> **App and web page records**
○ ○ ○ ○ ○ ○ ○

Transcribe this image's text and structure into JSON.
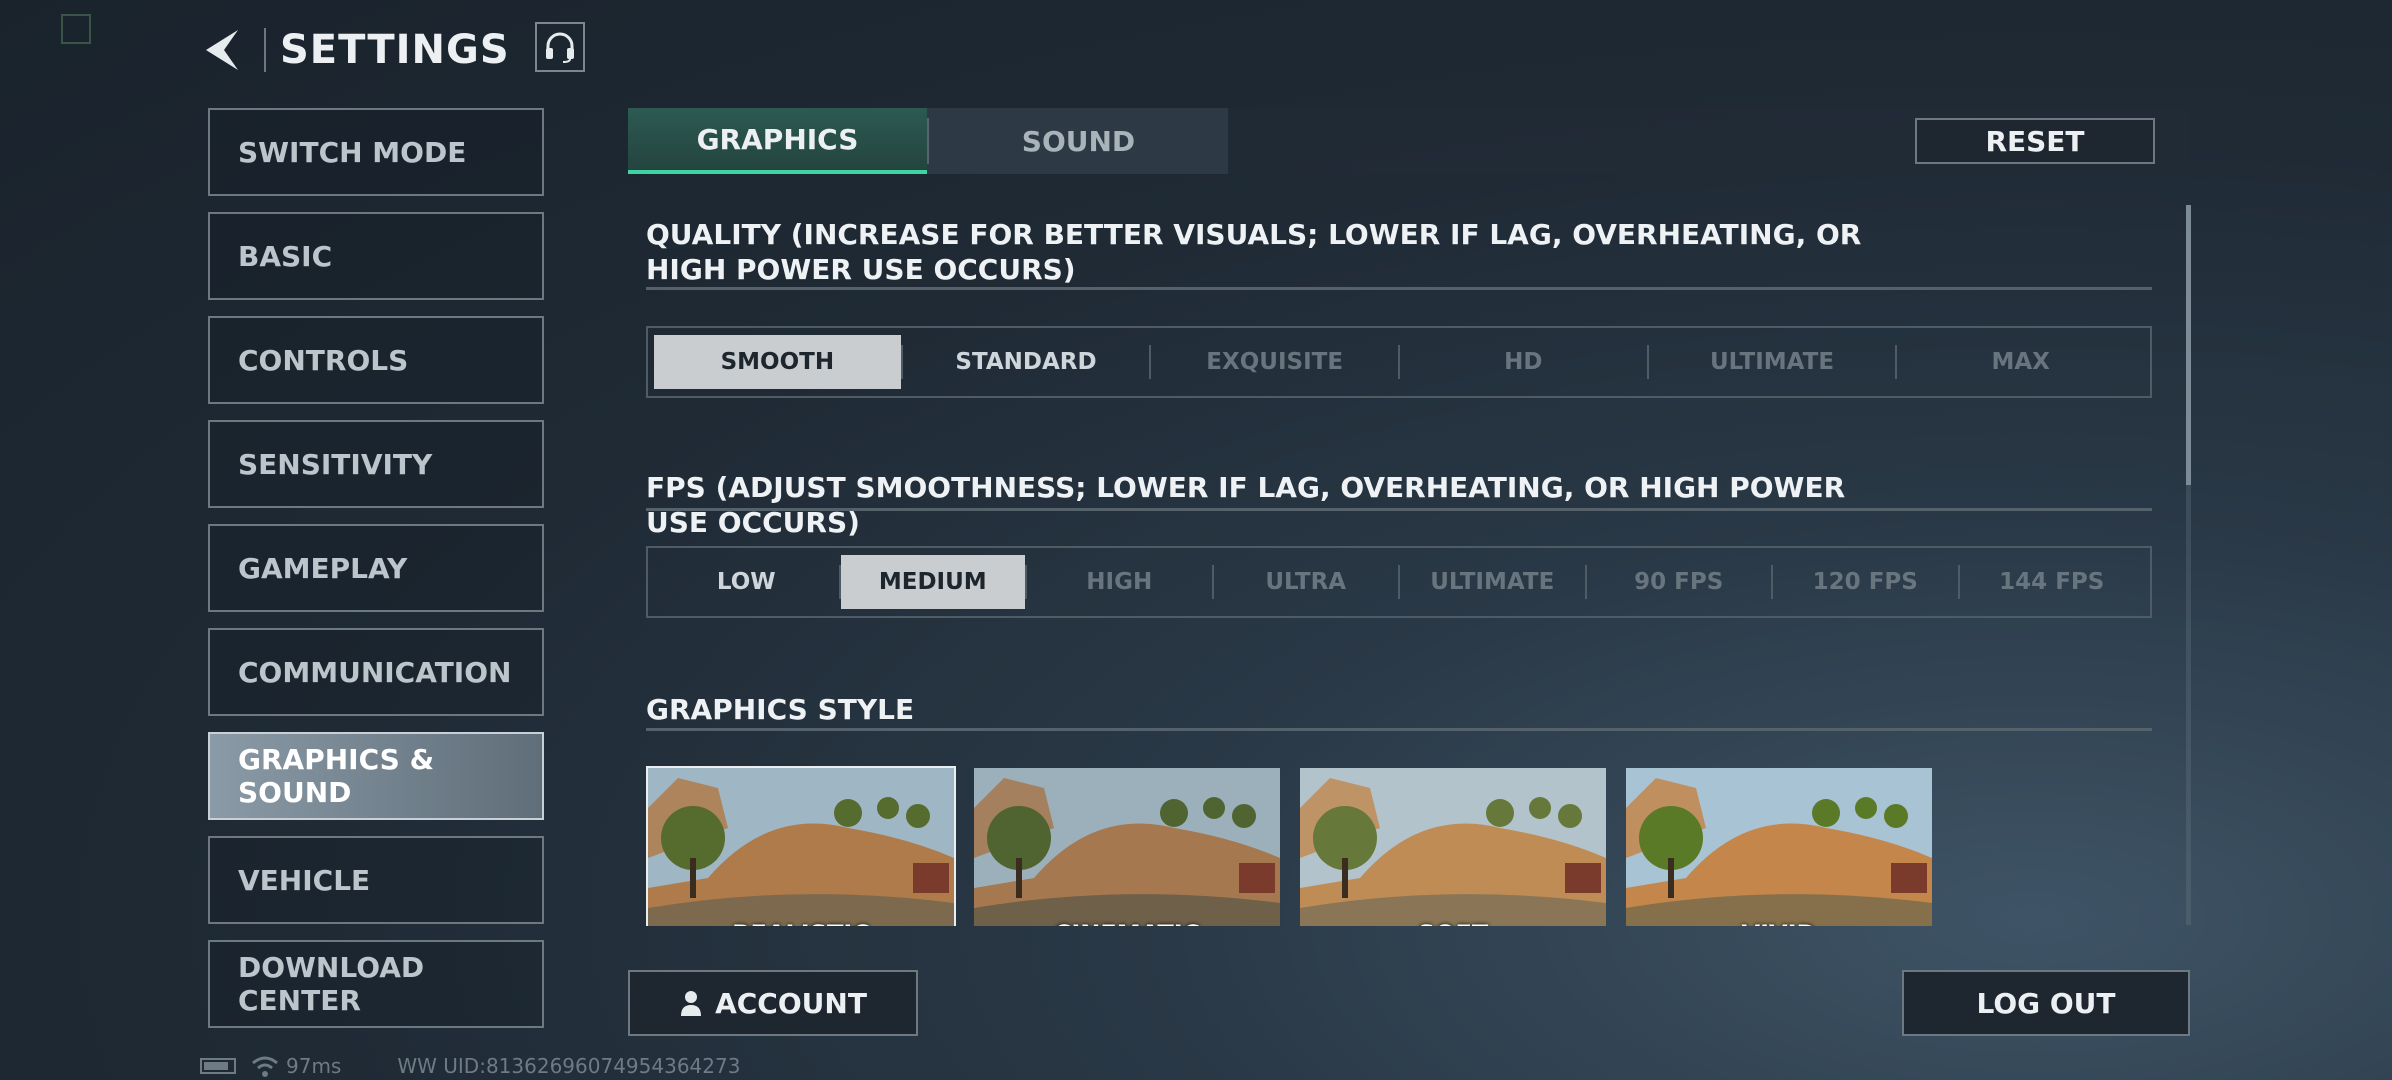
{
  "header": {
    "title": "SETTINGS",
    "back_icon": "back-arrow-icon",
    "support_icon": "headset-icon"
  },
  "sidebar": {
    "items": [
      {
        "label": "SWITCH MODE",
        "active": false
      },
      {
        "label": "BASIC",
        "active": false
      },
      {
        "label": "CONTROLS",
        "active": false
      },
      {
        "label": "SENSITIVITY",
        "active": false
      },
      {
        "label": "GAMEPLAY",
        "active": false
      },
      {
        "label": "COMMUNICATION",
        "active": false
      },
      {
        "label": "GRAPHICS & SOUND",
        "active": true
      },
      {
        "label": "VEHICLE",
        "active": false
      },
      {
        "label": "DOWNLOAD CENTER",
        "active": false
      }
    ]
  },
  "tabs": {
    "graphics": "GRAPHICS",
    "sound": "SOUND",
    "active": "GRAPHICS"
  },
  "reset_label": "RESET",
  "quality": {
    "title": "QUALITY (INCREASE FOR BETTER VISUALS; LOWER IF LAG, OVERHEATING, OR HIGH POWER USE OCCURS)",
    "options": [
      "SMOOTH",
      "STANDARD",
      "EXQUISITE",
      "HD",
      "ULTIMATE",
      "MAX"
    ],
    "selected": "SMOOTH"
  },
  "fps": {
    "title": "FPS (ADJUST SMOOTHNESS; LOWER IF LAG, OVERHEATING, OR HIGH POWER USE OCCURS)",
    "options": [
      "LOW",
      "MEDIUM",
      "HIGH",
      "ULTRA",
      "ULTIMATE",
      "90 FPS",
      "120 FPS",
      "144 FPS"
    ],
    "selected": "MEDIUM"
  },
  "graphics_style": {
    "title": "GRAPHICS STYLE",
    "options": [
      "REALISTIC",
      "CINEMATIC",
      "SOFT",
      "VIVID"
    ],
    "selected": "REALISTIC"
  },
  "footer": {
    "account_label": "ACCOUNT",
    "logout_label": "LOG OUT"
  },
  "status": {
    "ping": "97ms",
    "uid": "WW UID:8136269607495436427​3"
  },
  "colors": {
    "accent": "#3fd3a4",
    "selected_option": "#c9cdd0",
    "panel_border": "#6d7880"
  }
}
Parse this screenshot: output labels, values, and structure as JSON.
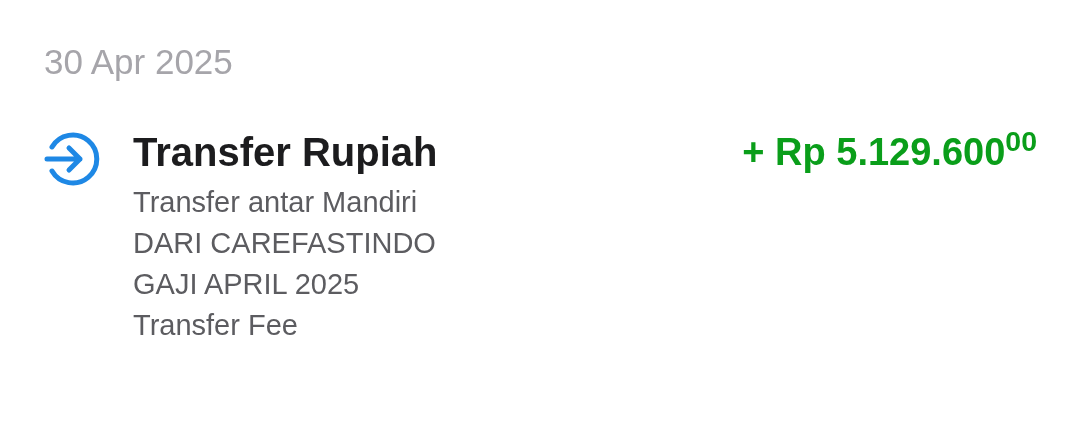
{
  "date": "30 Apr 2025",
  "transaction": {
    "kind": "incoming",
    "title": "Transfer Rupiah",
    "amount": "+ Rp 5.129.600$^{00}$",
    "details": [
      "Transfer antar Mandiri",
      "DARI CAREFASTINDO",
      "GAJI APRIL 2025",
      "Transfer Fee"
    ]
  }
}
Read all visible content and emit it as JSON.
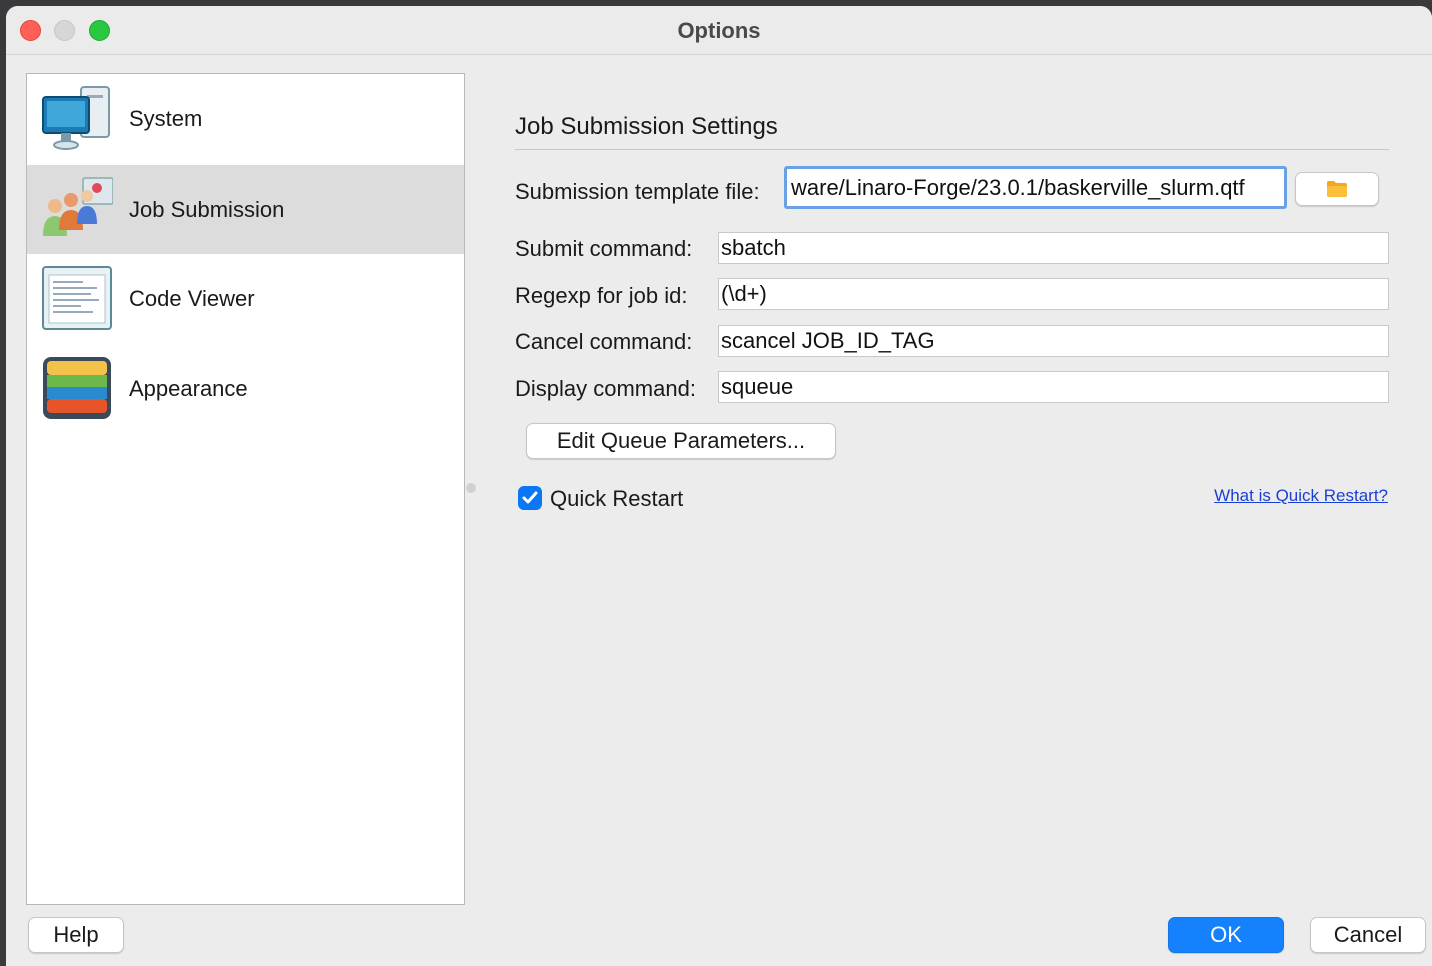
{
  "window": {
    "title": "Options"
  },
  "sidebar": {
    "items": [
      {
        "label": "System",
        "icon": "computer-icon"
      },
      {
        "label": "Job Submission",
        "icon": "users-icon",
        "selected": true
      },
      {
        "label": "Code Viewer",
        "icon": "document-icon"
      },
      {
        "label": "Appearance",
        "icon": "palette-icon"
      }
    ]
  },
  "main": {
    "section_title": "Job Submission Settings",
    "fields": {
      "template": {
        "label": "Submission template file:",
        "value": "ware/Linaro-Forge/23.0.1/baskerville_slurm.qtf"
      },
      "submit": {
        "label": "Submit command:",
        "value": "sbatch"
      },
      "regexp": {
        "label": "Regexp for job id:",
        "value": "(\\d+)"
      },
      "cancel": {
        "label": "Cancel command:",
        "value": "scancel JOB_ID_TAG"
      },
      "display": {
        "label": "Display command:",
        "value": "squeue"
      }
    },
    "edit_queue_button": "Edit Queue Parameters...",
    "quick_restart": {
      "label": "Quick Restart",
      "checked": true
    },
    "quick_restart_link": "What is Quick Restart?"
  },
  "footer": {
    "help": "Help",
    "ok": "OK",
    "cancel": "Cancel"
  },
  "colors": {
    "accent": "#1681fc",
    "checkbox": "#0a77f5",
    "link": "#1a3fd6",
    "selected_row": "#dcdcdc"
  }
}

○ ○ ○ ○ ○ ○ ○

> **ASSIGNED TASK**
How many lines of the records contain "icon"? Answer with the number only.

> **ANSWER SPACE**
6